Parliamentarians and activists from around the world have launched a global campaign to oppose the candidacy of Hu Binchen, a Deputy Director General at China’s Ministry of Public Security, to the Interpol Executive Committee at its General Assembly session later this month.
As many as 50 legislators, from 20 countries, who are part of the Inter-Parliamentary Alliance on China (IPAC) penned a joint letter to their governments raising alarm at China’s moves to gain influence over the global policing body.
Six Australian MPs and senators have signed an IPAC letter urging Interpol members to block Binchen’s election over concerns that Beijing uses the red notice system to target exiled activists, Australian Broadcasting Corporation (ABC) reported.
“Chinese officials in the past have shown a willingness to use Interpol red notices for political ends,” warns Labor senator Kimberley Kitching, a co-chair of IPAC. “There are many grave concerns with regard to this candidate and it would therefore be inappropriate to move ahead with his appointment.”
Concetta Fierravanti-Wells, who is a Liberal Party senator, is also among the signatories and warns Australia “certainly should not be supporting” the Chinese official’s election.
“The People’s Republic of China (PRC) has repeatedly abused the Interpol red notice to persecute dissidents in exile — [it has a] history of leveraging Interpol committee positions to exert undue influence on the organisation,” she said.
“What concerns me the most is the possibility of allowing Interpol to be used as a vehicle for the repressive policies of the PRC and the communist regime in China, which I think will do great harm to the international standing of Interpol.”

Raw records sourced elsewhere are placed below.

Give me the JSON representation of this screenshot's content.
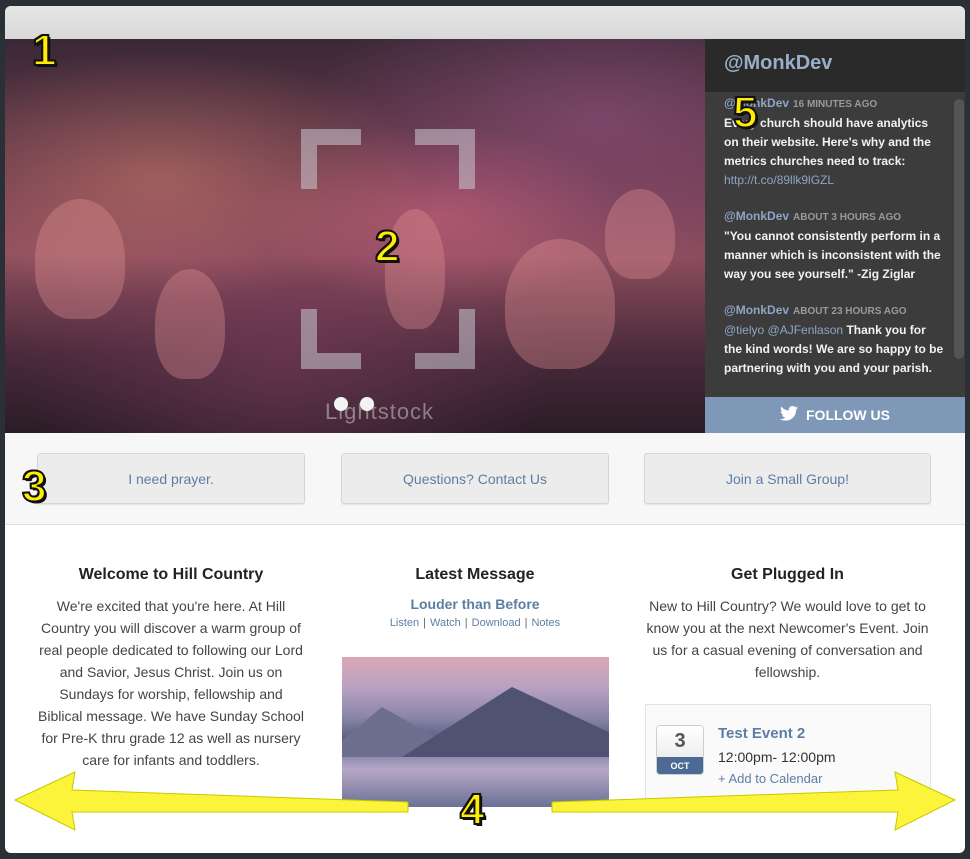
{
  "twitter": {
    "handle": "@MonkDev",
    "tweets": [
      {
        "user": "@MonkDev",
        "time": "16 MINUTES AGO",
        "text": "Every church should have analytics on their website. Here's why and the metrics churches need to track:",
        "link": "http://t.co/89llk9lGZL"
      },
      {
        "user": "@MonkDev",
        "time": "ABOUT 3 HOURS AGO",
        "text": "\"You cannot consistently perform in a manner which is inconsistent with the way you see yourself.\" -Zig Ziglar"
      },
      {
        "user": "@MonkDev",
        "time": "ABOUT 23 HOURS AGO",
        "mentions": "@tielyo @AJFenlason",
        "text": "Thank you for the kind words! We are so happy to be partnering with you and your parish."
      }
    ],
    "follow_label": "FOLLOW US"
  },
  "hero": {
    "watermark": "Lightstock"
  },
  "actions": {
    "prayer": "I need prayer.",
    "contact": "Questions? Contact Us",
    "group": "Join a Small Group!"
  },
  "welcome": {
    "title": "Welcome to Hill Country",
    "body": "We're excited that you're here. At Hill Country you will discover a warm group of real people dedicated to following our Lord and Savior, Jesus Christ. Join us on Sundays for worship, fellowship and Biblical message. We have Sunday School for Pre-K thru grade 12 as well as nursery care for infants and toddlers."
  },
  "message": {
    "title": "Latest Message",
    "sermon": "Louder than Before",
    "links": [
      "Listen",
      "Watch",
      "Download",
      "Notes"
    ]
  },
  "plugged": {
    "title": "Get Plugged In",
    "body": "New to Hill Country? We would love to get to know you at the next Newcomer's Event. Join us for a casual evening of conversation and fellowship.",
    "event": {
      "day": "3",
      "month": "OCT",
      "title": "Test Event 2",
      "time": "12:00pm- 12:00pm",
      "add": "+ Add to Calendar"
    }
  },
  "annotations": [
    "1",
    "2",
    "3",
    "4",
    "5"
  ]
}
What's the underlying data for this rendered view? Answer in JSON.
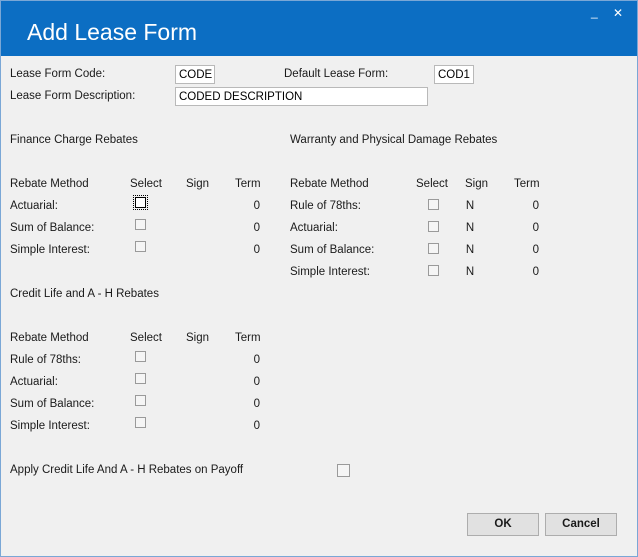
{
  "window": {
    "title": "Add Lease Form",
    "minimize_glyph": "_",
    "close_glyph": "✕"
  },
  "header": {
    "code_label": "Lease Form Code:",
    "code_value": "CODE",
    "default_label": "Default Lease Form:",
    "default_value": "COD1",
    "description_label": "Lease Form Description:",
    "description_value": "CODED DESCRIPTION"
  },
  "columns": {
    "method": "Rebate Method",
    "select": "Select",
    "sign": "Sign",
    "term": "Term"
  },
  "finance": {
    "title": "Finance Charge Rebates",
    "rows": [
      {
        "label": "Actuarial:",
        "sign": "",
        "term": "0"
      },
      {
        "label": "Sum of Balance:",
        "sign": "",
        "term": "0"
      },
      {
        "label": "Simple Interest:",
        "sign": "",
        "term": "0"
      }
    ]
  },
  "warranty": {
    "title": "Warranty and Physical Damage Rebates",
    "rows": [
      {
        "label": "Rule of 78ths:",
        "sign": "N",
        "term": "0"
      },
      {
        "label": "Actuarial:",
        "sign": "N",
        "term": "0"
      },
      {
        "label": "Sum of Balance:",
        "sign": "N",
        "term": "0"
      },
      {
        "label": "Simple Interest:",
        "sign": "N",
        "term": "0"
      }
    ]
  },
  "credit": {
    "title": "Credit Life and A - H Rebates",
    "rows": [
      {
        "label": "Rule of 78ths:",
        "sign": "",
        "term": "0"
      },
      {
        "label": "Actuarial:",
        "sign": "",
        "term": "0"
      },
      {
        "label": "Sum of Balance:",
        "sign": "",
        "term": "0"
      },
      {
        "label": "Simple Interest:",
        "sign": "",
        "term": "0"
      }
    ]
  },
  "payoff": {
    "label": "Apply Credit Life And A - H Rebates on Payoff"
  },
  "buttons": {
    "ok": "OK",
    "cancel": "Cancel"
  }
}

The letter by global parliamentarians references recent attempts by the Chinese government to use the Interpol Red Notice system to target Uyghur activists living in exile and argues that Hu’s election would give Beijing a ‘green light’ to continue using Interpol as “a vehicle for the PRC government’s repressive policies.”
The moves were accompanied by a separate letter from 40 activists to the Interpol Member States warning that Hu Binchen’s election would have “grave consequences for the safety and wellbeing of Chinese, Hong Kongers, Taiwanese and Chinese human rights activists living outside China as well as Tibetan and Uyghur diasporas.”
Hu Binchen’s election bid coincides with the release of a new report into the Chinese government’s efforts to hide the extent of its ‘long arm policing abroad’.
The report, published by human rights advocacy group Safeguard Defenders, reveals for the first time how the Chinese government is refraining from making its Interpol Red Notice requests public, putting thousands of activists and dissidents at risk of arrest, detention and extradition to China.
The report also examines the role of Hu Binchen’s International Cooperation Department in the PRC’s pursuit of alleged ‘fugitives’ abroad through legal and illegal means. (ANI)